Be Wary of Food Allergies

These days, it seems as though more and more people suffer from some level of food allergies. Whether it’s nuts, shellfish, eggs, or dairy, serving a food item that a certain guest may be allergic to could turn out to be disastrous.

To avoid a potentially hazardous and unpleasant situation, make sure to inquire about any specific food allergies from guests that you’ve invited to come over. Even if nobody seems to have any food sensitivities, consider having a couple of platters of food that contain no known food allergens, such as the ones mentioned above.

Keep all the food labels of products that you bought and served so that someone with a food allergy can go through the ingredients list and decide whether or not the item is safe for their consumption. If you’re going to buy pre-made products, be sure that they are specifically labeled as allergy-free. And don’t keep food-sensitive platters near those that may contain nuts or other potential allergens to avoid any cross-contamination.

Establish Gift Exchanges in Advance of Gatherings

Along with your invitation to have guests over, make sure you stipulate the gift-giving policy first. It would be an uncomfortable situation to be given a gift without having one to give in return, or vice versa. Be sure to establish whether or not gifts will be exchanged before the date of your event to avoid an unpleasant scenario.

Find Out the Proper Etiquette of Tipping Your Mail Carrier and Other Professionals

You’re certainly not obligated to tip your mail carrier, UPS delivery person, or regular barista at your local Starbucks. However, if you choose to do so, make sure you find out what the proper etiquette is for tipping these professionals first.

Some companies may frown upon their employees being tipped for whatever reason and actually instruct them not to accept any gifts from customers.

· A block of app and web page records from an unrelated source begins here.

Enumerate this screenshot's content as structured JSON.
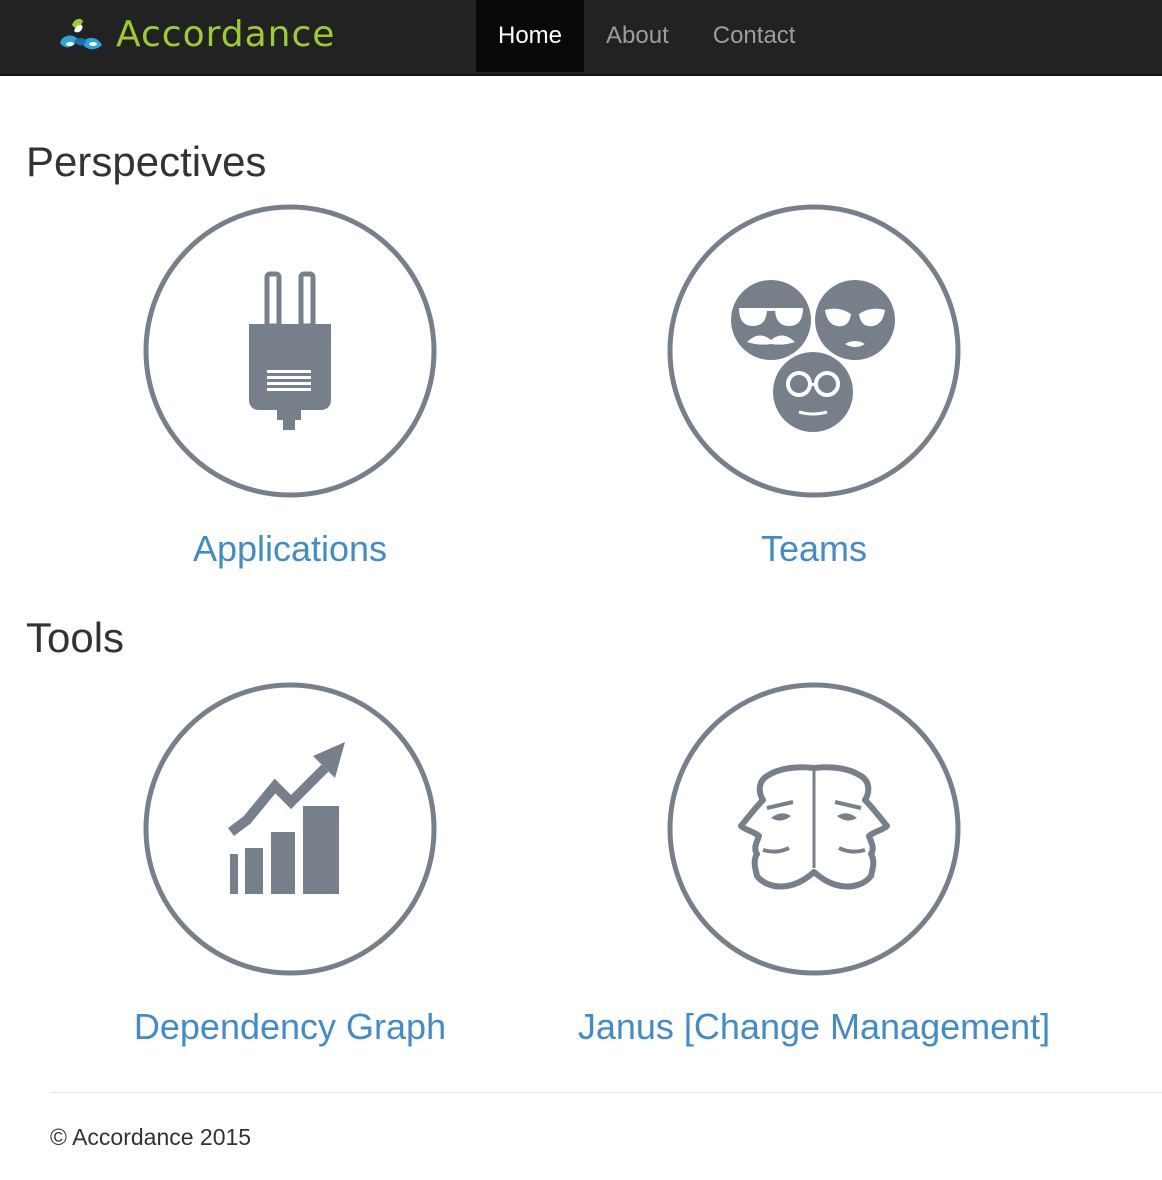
{
  "brand": {
    "name": "Accordance",
    "logo_icon": "accordance-logo-icon",
    "color": "#9ccc2e"
  },
  "nav": {
    "items": [
      {
        "label": "Home",
        "active": true
      },
      {
        "label": "About",
        "active": false
      },
      {
        "label": "Contact",
        "active": false
      }
    ]
  },
  "sections": {
    "perspectives": {
      "title": "Perspectives",
      "tiles": [
        {
          "label": "Applications",
          "icon": "plug-icon"
        },
        {
          "label": "Teams",
          "icon": "teams-faces-icon"
        }
      ]
    },
    "tools": {
      "title": "Tools",
      "tiles": [
        {
          "label": "Dependency Graph",
          "icon": "growth-chart-icon"
        },
        {
          "label": "Janus [Change Management]",
          "icon": "janus-faces-icon"
        }
      ]
    }
  },
  "footer": {
    "text": "© Accordance 2015"
  },
  "colors": {
    "navbar": "#222222",
    "link": "#428bca",
    "icon": "#77808a",
    "brand": "#9ccc2e"
  }
}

If you go ahead and offer a tip without finding out what the proper protocol is first, you could be putting these people in an awkward position.

The Bottom Line

The holidays are a time of festivity, thankfulness, and spending time with loved ones. It’s definitely not a time for awkward moments and offensive situations. To make sure your holiday season is a cheerful one for everyone involved, keep the above holiday etiquette tips in mind.